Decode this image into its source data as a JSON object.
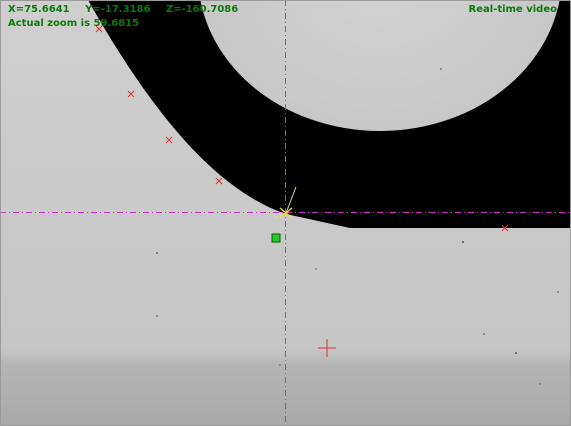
{
  "readout": {
    "x": "X=75.6641",
    "y": "Y=-17.3186",
    "z": "Z=-160.7086"
  },
  "zoom_text": "Actual zoom is 59.6815",
  "mode_label": "Real-time video",
  "colors": {
    "overlay_text": "#0a7a0a",
    "crosshair": "#cc33cc",
    "point_marker": "#e03030",
    "target_marker": "#22cc22",
    "part_fill": "#000000",
    "background": "#c9c9c9"
  },
  "icons": {
    "crosshair": "dash-dot-crosshair-icon",
    "point": "x-mark-icon",
    "target": "plus-target-icon",
    "anchor": "green-square-icon"
  }
}
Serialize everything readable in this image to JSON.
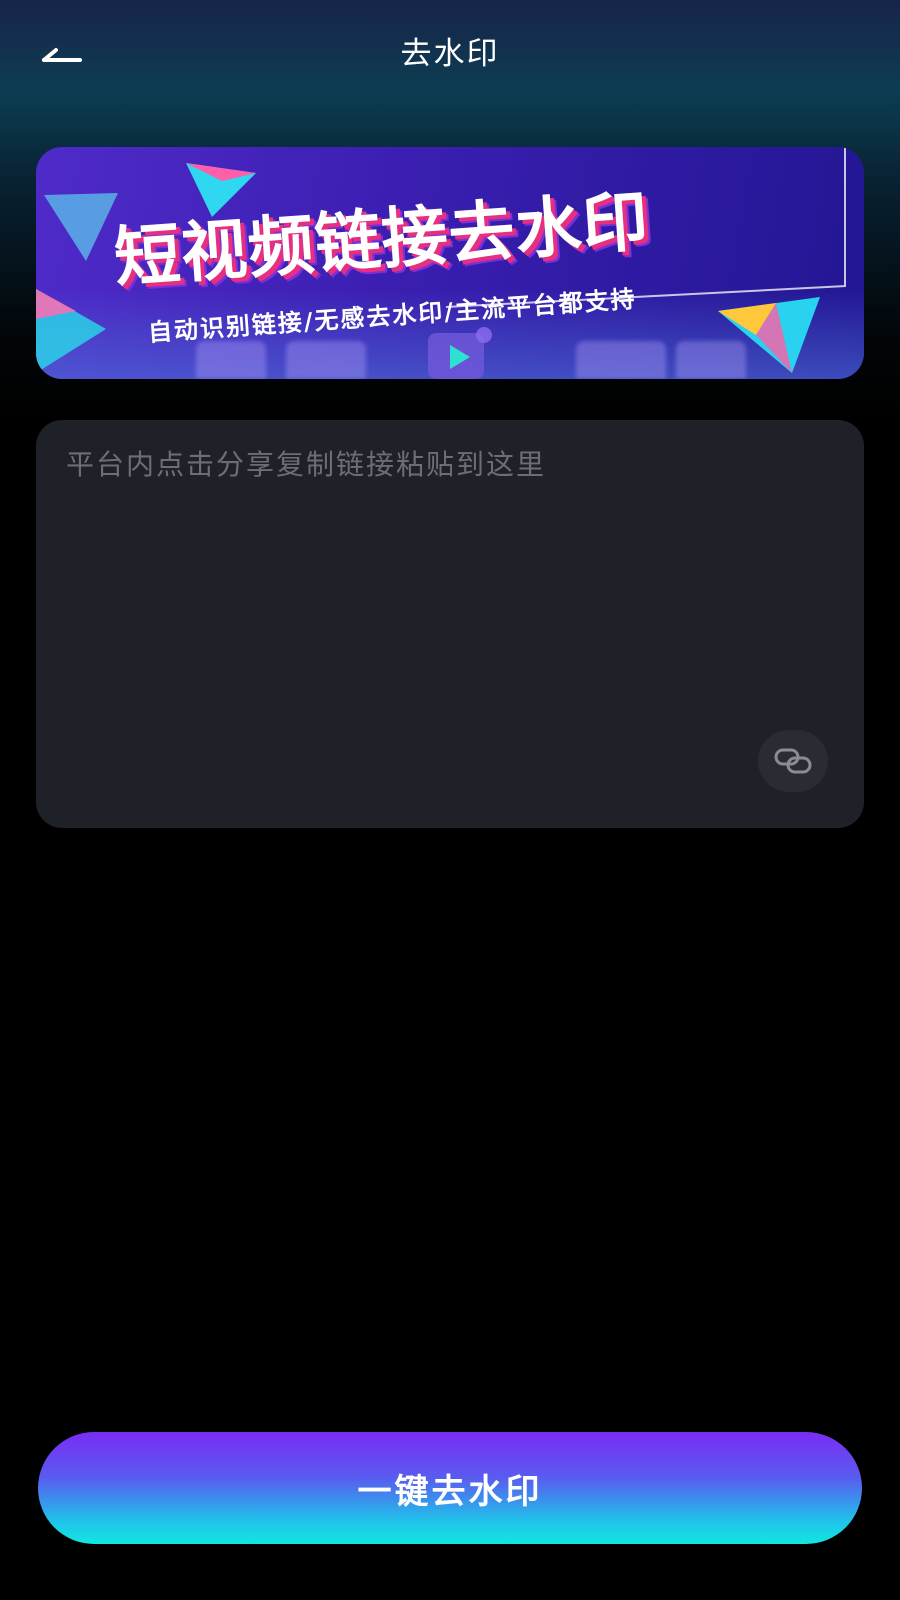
{
  "header": {
    "title": "去水印",
    "back_icon": "back-arrow-icon"
  },
  "banner": {
    "headline": "短视频链接去水印",
    "subtitle": "自动识别链接/无感去水印/主流平台都支持"
  },
  "link_input": {
    "value": "",
    "placeholder": "平台内点击分享复制链接粘贴到这里",
    "paste_icon": "link-icon"
  },
  "action": {
    "label": "一键去水印"
  },
  "colors": {
    "background": "#000000",
    "input_bg": "#1f2128",
    "banner_purple": "#3a1eb0",
    "button_top": "#7a2cf4",
    "button_bottom": "#12e6e0",
    "accent_pink": "#e6307f"
  }
}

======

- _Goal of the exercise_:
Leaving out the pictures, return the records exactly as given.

- _Task solution_:
Decode this image into its source data as a JSON object.
{
  "readout": {
    "x": "X=75.6641",
    "y": "Y=-17.3186",
    "z": "Z=-160.7086"
  },
  "zoom_text": "Actual zoom is 59.6815",
  "mode_label": "Real-time video",
  "colors": {
    "overlay_text": "#0a7a0a",
    "crosshair": "#cc33cc",
    "point_marker": "#e03030",
    "target_marker": "#22cc22",
    "part_fill": "#000000",
    "background": "#c9c9c9"
  },
  "icons": {
    "crosshair": "dash-dot-crosshair-icon",
    "point": "x-mark-icon",
    "target": "plus-target-icon",
    "anchor": "green-square-icon"
  }
}
Serialize everything readable in this image to JSON.
{
  "header": {
    "title": "去水印",
    "back_icon": "back-arrow-icon"
  },
  "banner": {
    "headline": "短视频链接去水印",
    "subtitle": "自动识别链接/无感去水印/主流平台都支持"
  },
  "link_input": {
    "value": "",
    "placeholder": "平台内点击分享复制链接粘贴到这里",
    "paste_icon": "link-icon"
  },
  "action": {
    "label": "一键去水印"
  },
  "colors": {
    "background": "#000000",
    "input_bg": "#1f2128",
    "banner_purple": "#3a1eb0",
    "button_top": "#7a2cf4",
    "button_bottom": "#12e6e0",
    "accent_pink": "#e6307f"
  }
}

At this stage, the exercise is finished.